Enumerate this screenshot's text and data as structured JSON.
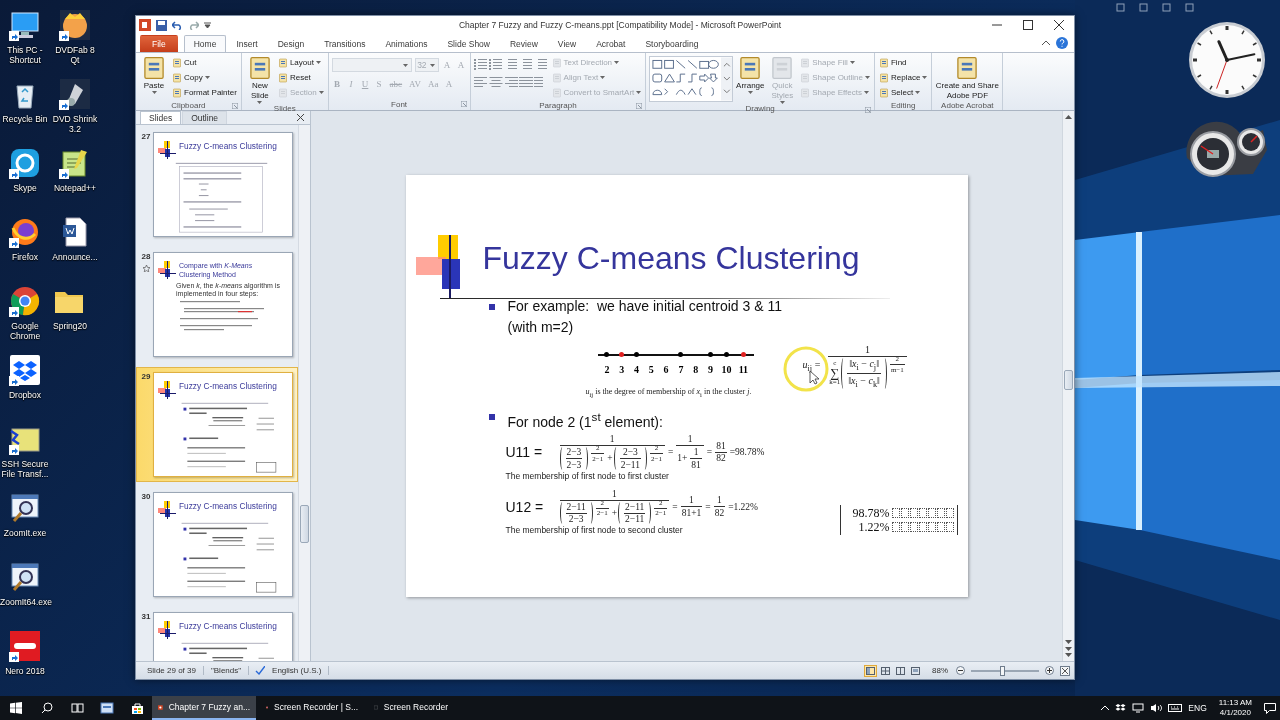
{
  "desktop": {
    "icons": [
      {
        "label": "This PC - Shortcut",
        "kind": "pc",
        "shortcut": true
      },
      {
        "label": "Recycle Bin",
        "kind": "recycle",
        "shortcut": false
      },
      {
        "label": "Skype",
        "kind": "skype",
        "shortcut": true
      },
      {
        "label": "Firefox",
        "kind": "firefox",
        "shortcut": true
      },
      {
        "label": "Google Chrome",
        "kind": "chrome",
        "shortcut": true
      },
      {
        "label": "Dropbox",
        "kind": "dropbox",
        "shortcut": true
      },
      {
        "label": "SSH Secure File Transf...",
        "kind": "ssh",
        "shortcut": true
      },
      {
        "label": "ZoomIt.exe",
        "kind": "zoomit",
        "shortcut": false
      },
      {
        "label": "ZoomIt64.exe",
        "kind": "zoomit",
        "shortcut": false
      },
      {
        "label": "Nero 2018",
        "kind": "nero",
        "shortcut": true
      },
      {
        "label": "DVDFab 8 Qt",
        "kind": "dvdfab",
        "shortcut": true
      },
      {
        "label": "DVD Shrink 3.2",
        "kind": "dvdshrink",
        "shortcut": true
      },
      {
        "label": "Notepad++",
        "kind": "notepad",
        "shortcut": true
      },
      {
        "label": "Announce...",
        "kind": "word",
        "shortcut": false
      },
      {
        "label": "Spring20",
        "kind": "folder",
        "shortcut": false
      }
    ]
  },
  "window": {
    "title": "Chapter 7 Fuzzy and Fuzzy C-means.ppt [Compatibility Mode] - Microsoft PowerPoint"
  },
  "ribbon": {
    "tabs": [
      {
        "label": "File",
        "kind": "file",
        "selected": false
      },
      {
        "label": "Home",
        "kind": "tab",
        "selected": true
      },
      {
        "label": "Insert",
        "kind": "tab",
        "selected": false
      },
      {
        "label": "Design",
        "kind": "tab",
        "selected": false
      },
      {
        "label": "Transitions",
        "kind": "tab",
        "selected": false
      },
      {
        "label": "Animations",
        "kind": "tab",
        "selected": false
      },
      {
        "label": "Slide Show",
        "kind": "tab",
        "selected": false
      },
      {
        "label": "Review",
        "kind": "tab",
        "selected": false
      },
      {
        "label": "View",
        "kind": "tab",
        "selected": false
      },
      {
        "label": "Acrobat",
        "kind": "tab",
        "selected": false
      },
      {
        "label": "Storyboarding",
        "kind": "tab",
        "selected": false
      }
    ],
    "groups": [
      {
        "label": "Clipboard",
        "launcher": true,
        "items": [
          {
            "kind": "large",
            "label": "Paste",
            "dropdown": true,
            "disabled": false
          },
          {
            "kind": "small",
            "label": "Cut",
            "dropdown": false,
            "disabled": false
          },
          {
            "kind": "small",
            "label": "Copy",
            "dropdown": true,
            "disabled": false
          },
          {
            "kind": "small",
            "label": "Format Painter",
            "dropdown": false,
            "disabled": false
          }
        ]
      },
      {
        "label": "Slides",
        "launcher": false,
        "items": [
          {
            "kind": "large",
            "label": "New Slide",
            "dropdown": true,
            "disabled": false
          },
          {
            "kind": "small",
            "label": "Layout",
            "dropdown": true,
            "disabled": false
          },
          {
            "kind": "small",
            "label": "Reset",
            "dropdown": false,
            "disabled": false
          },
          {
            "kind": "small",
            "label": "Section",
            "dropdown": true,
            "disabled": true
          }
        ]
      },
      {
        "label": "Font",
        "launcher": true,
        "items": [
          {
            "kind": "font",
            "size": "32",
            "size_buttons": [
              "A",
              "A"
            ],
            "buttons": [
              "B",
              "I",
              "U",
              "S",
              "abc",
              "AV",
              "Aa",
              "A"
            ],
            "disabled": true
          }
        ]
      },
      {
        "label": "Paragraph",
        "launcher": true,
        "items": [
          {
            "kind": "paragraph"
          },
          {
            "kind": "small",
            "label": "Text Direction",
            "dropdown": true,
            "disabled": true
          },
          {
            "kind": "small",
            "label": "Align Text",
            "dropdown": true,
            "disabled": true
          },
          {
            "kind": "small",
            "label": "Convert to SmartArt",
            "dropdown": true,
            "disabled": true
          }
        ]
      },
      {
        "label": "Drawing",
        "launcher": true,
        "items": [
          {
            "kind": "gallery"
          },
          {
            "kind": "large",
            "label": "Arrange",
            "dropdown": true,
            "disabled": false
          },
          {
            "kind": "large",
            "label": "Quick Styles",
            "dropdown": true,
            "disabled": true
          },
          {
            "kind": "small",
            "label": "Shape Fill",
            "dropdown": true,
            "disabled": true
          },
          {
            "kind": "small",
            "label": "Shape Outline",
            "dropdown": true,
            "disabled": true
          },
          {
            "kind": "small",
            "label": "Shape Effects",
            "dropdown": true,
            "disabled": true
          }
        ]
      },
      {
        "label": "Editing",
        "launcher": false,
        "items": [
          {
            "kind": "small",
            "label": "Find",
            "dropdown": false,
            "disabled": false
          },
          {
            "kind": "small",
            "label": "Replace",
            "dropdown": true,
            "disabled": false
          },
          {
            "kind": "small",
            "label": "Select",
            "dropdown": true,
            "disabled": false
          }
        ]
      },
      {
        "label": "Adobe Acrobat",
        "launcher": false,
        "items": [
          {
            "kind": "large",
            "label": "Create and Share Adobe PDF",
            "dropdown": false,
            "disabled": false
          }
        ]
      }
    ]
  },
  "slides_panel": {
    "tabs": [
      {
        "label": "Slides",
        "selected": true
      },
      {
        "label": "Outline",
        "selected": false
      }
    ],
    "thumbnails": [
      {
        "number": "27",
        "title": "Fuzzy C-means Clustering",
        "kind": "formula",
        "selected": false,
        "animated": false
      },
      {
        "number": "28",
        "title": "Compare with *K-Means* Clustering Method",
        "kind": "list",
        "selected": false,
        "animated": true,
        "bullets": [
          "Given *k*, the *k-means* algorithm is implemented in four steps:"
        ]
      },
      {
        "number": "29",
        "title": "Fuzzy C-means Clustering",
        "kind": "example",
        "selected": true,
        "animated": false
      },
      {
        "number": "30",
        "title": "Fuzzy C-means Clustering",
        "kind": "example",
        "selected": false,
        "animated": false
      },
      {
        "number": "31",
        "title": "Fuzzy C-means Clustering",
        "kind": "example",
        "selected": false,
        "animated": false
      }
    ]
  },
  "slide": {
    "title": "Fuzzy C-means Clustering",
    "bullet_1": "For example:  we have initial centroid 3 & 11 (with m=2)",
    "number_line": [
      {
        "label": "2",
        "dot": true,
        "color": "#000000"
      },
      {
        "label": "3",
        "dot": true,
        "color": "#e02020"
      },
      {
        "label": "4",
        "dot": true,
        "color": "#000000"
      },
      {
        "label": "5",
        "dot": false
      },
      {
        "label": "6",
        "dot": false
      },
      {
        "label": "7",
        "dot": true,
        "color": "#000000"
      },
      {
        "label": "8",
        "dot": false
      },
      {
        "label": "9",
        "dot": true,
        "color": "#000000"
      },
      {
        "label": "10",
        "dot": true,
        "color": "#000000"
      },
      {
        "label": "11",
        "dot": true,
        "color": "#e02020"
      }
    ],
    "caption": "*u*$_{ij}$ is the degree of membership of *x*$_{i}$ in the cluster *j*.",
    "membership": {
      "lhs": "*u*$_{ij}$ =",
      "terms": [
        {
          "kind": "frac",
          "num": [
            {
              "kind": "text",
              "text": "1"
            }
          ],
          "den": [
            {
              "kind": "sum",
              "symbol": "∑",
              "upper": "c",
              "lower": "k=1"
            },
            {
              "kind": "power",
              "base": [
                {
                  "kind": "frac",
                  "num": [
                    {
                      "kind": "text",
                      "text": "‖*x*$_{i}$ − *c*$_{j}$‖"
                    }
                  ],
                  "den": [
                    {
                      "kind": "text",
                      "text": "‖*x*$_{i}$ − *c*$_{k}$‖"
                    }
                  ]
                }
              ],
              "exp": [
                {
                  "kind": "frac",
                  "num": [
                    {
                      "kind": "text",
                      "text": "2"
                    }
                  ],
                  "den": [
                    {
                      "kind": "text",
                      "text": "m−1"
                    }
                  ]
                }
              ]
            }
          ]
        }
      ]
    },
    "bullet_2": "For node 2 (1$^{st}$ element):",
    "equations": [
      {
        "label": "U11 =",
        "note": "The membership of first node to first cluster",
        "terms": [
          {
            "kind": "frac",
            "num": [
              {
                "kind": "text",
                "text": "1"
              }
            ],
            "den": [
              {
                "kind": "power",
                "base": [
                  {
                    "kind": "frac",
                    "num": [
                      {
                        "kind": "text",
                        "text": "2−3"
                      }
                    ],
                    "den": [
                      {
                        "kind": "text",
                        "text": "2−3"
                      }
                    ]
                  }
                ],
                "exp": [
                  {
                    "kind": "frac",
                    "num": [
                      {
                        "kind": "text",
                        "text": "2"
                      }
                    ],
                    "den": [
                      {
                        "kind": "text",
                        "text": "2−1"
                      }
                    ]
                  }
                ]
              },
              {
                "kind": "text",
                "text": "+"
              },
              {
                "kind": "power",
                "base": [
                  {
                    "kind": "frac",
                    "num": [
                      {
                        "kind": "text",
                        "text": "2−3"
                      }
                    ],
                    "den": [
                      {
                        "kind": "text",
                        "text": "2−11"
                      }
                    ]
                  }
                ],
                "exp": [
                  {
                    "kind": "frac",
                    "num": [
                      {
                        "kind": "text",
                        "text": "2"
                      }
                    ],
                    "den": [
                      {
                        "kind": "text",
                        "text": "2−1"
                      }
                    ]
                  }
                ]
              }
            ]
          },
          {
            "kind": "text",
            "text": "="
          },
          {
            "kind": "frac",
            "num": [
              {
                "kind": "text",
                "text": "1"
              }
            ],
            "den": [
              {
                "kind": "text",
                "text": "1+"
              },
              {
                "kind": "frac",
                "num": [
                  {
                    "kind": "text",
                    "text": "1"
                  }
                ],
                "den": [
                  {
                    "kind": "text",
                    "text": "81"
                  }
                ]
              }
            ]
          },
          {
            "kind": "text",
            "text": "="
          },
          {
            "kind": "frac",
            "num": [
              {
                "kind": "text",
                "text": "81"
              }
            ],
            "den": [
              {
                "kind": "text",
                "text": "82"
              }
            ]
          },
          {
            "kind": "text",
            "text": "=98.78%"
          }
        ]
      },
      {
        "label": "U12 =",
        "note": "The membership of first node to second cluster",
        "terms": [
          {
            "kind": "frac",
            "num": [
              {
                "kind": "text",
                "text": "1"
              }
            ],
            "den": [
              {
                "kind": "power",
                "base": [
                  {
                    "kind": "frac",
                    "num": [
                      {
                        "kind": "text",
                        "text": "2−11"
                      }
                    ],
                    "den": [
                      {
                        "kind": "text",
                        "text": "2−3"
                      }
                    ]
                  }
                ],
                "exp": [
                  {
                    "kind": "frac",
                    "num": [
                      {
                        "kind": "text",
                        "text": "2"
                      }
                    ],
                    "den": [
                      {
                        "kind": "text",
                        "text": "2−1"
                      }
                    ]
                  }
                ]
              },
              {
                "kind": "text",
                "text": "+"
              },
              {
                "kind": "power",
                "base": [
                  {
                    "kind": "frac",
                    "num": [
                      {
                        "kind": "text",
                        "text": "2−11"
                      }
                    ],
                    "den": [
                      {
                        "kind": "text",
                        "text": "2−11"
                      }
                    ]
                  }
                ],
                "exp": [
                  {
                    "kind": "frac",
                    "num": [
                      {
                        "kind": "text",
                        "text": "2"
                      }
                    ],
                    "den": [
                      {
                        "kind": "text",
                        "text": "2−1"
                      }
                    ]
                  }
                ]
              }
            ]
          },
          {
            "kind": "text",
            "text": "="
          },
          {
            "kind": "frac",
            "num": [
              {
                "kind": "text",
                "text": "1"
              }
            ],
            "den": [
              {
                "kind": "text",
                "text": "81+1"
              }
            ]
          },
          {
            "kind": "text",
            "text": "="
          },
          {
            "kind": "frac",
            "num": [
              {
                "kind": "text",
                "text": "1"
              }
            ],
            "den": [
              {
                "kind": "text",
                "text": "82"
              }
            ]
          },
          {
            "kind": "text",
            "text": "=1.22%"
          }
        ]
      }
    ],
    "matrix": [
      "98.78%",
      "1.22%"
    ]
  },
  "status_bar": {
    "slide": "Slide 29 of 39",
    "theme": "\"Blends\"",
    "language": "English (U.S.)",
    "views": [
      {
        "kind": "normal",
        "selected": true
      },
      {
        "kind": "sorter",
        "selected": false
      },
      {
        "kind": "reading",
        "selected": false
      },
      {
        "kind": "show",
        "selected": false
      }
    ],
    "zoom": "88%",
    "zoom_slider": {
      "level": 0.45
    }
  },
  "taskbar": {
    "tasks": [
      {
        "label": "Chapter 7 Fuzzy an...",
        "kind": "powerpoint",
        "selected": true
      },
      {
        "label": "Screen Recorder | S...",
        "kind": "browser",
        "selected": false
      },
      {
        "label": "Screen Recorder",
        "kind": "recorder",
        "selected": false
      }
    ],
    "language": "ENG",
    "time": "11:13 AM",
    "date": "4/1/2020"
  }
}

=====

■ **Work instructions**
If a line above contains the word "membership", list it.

■ **Answer box**
    "caption": "*u*$_{ij}$ is the degree of membership of *x*$_{i}$ in the cluster *j*.",
    "membership": {
        "note": "The membership of first node to first cluster",
        "note": "The membership of first node to second cluster",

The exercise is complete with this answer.